And now, youthful canvassers from London, Momentum types and others, are up in Stoke to join the canvassing efforts for Snell. My goodness they never learn. They really have no idea that a crisp North London accent telling the people of Stoke to vote Labour to ‘Save the NHS’ blah blah will likely only confirm the northern belief that Labour is now a southern PR machine, heavy on buzzwords and light on principle; highly visible at election time but invisible the rest of the time; brimming with pity for the poor but utterly lacking solutions for the predicament of the poor. The declining enthusiasm for Labour in places like Stoke is revealed in the numbers: 12,220 voted for Hunt in 2015, but 23,842 voted for Mark Fisher in 1987, and 34,260 for Barnett Stross in 1951. The voters are leaving, and not before time.
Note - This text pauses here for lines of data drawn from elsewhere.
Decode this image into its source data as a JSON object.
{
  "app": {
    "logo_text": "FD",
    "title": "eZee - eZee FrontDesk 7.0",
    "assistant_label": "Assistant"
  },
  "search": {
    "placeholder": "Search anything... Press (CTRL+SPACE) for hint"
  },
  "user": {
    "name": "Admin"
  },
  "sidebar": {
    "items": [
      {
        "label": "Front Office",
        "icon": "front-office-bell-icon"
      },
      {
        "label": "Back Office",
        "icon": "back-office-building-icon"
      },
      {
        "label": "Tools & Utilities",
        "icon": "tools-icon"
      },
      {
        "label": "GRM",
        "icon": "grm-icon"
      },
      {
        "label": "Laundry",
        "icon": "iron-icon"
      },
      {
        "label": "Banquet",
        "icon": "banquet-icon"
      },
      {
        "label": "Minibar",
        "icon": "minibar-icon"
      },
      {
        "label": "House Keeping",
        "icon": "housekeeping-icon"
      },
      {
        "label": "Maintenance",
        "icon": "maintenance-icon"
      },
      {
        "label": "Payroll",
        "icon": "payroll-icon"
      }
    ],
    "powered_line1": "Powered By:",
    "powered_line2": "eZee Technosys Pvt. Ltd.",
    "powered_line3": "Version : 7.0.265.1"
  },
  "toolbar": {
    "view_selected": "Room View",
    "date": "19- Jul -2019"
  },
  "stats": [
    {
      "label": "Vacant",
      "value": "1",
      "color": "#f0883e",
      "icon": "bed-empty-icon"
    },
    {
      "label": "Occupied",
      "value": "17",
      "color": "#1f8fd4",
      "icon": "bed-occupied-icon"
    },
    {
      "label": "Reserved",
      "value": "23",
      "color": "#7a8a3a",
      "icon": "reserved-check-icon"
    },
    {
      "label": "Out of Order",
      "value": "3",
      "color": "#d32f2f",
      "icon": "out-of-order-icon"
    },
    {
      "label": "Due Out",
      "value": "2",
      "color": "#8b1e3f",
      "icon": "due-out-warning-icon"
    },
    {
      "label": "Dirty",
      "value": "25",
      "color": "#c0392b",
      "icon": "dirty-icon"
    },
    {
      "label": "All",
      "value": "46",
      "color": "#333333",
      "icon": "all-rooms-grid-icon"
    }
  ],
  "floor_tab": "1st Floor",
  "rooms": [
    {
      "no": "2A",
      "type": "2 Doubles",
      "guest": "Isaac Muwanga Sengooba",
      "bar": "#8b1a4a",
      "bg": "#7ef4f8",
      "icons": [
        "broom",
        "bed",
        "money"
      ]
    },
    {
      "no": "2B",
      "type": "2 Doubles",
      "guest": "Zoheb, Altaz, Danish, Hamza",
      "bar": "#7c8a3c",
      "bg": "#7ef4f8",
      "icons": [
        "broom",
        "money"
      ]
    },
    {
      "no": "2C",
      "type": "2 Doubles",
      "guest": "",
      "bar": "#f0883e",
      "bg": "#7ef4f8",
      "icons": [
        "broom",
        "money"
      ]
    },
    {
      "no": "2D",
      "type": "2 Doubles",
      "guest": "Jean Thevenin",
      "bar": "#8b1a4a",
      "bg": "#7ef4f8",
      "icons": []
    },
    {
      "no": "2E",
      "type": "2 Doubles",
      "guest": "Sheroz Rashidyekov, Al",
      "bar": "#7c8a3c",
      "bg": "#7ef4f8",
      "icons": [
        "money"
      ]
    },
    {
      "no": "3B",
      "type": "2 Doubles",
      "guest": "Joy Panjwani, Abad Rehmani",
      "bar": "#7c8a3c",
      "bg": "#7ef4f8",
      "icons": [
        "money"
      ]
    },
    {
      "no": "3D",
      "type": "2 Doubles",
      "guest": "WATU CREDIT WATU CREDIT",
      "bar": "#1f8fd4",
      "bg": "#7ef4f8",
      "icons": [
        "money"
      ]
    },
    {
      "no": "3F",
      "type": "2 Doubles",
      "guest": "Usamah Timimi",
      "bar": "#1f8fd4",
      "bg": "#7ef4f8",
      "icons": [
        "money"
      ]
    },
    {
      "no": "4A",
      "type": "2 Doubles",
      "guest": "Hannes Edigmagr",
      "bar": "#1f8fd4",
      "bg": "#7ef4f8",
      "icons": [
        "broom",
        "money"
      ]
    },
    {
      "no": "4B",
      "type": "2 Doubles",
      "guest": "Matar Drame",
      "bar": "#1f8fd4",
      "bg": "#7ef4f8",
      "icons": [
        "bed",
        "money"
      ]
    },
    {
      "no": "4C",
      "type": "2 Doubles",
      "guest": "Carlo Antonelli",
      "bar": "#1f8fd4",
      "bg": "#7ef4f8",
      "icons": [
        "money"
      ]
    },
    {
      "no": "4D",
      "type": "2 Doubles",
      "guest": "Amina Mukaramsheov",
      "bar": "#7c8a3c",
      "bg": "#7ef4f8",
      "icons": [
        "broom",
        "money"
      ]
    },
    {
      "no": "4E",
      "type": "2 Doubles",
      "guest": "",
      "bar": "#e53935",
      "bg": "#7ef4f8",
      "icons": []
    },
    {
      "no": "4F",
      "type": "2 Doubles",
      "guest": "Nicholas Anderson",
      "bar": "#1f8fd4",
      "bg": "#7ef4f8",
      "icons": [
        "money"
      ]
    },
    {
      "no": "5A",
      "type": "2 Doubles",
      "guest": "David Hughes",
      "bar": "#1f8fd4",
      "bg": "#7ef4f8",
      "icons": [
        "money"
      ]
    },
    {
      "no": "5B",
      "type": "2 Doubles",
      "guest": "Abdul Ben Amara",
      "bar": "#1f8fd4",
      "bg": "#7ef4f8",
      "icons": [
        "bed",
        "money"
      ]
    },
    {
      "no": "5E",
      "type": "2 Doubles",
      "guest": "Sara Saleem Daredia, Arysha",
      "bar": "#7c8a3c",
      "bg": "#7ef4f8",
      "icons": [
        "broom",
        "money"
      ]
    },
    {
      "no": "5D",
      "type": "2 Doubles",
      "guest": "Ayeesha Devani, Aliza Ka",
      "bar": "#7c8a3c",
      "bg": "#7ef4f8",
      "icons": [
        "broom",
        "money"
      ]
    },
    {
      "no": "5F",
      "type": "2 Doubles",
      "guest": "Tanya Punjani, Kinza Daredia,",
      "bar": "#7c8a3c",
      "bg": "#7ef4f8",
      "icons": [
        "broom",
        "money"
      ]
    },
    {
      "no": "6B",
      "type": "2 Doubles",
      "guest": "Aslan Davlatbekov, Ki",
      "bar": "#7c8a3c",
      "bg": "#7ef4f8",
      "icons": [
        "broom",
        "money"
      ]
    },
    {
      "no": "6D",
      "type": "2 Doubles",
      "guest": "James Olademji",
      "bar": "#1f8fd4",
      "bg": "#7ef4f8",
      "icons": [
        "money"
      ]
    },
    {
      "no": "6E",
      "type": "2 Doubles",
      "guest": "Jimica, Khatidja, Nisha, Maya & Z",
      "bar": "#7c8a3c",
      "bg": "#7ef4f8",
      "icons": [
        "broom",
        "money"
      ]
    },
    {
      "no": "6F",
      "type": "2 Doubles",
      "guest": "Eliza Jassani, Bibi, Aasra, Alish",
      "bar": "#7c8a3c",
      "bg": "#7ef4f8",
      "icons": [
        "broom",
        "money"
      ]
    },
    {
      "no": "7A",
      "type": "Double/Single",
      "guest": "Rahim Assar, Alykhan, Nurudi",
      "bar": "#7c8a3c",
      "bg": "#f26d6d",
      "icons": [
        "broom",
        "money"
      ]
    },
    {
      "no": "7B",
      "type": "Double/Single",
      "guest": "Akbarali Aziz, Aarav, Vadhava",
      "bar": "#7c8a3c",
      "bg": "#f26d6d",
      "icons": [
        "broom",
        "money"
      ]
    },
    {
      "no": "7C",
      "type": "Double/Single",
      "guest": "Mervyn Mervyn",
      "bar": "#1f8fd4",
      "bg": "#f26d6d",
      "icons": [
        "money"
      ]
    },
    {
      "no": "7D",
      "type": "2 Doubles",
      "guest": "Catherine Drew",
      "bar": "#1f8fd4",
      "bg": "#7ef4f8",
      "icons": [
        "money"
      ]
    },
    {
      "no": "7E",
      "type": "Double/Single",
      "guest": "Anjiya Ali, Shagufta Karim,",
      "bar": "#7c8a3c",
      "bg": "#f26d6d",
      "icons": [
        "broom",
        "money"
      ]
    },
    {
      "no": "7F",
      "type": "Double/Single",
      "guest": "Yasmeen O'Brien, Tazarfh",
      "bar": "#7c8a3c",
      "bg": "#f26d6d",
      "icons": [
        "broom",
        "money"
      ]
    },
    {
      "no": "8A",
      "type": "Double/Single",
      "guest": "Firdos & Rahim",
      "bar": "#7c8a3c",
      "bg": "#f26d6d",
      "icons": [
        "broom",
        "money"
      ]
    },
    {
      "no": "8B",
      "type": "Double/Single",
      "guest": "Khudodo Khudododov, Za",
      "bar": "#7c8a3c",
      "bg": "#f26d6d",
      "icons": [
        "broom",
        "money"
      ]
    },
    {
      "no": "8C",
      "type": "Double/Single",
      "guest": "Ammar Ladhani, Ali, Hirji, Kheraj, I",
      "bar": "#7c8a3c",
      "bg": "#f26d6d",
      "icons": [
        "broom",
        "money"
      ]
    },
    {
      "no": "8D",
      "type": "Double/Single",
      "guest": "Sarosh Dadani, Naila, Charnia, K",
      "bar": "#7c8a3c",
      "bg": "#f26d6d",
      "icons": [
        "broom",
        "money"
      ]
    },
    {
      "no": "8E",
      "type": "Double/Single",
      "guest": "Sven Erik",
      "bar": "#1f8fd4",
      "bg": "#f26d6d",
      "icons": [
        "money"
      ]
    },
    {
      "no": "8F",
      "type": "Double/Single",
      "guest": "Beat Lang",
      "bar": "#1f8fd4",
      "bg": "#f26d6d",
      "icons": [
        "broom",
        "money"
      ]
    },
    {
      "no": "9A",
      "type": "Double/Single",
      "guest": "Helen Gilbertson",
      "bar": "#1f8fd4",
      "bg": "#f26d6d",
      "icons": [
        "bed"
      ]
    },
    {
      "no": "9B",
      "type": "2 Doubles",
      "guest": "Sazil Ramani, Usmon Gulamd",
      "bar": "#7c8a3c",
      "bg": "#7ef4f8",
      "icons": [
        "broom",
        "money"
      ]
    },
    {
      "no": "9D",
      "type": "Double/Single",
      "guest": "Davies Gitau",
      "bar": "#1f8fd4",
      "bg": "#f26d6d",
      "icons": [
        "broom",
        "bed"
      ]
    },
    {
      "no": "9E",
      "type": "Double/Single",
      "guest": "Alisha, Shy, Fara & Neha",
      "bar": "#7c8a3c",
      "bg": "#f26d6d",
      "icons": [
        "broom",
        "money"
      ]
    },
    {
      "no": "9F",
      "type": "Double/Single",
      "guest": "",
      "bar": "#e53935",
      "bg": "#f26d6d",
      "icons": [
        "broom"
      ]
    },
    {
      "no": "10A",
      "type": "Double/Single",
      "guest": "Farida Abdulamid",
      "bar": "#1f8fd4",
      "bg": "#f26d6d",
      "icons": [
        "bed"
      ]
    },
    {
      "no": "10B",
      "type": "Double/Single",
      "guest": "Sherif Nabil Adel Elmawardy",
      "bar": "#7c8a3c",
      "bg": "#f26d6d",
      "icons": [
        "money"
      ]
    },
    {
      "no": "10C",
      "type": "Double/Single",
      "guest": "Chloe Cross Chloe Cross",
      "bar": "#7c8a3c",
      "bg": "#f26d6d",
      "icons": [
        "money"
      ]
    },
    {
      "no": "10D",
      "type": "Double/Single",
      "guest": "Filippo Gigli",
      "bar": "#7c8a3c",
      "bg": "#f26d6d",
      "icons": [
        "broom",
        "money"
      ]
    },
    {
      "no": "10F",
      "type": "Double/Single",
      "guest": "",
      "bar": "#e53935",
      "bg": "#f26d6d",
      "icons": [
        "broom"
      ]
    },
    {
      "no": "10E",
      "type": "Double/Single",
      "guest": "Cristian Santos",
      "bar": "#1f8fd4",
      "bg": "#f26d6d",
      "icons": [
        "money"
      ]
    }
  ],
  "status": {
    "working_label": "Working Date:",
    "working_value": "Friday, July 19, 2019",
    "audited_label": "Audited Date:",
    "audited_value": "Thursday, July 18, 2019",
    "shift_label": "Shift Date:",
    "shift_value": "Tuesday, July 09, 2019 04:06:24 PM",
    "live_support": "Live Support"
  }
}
The pained London Labour chatter post-Brexit has been all about how the party is now split between Remainers and Brexiteers, between its metropolitan set and its old industrial support base. It’s a divide between open and closed, they say. Between more comfortable and thus more positive southern Labourites and the troubled and thus more fearful northern Labourites. Nonsense. The progressives are the people in places like Stoke. It is they who are open-minded and politically brave and trusting in democracy, so much so that they defied all expert diktats and in their thousands put an X against Brussels and for popular sovereignty in the EU referendum last year. It’s Labour’s metropolitan Remainers, currently panicking about economic collapse and the return of fascism, who have been consumed by a low politics of fear and whose timid instinct is to take refuge from political unpredictability and the forces of history in the grey citadel of Brussels — Little Europeanism, we might call it. Labour’s working-class Brexiteers, by contrast, took a massive political risk, expressed their faith in the democratic process, and demonstrated a willingness to upend the status quo to the end of fashioning something different and better. They’re the open-minded ones; they’re the progressives.
And Labour no longer deserves them. It isn’t worthy of them. But then, neither is Ukip. Labour deserves to lose in Stoke, but Ukip doesn’t deserve to win, what with Paul Nuttall’s numerous gaffes and less-than-imaginative policies. This is the predicament facing working-class constituencies in Britain: Labour no longer likes them, and Ukip only wants to use them. This is why Brexit happened: it was a cry for a new kind of politics, which hasn’t emerged yet.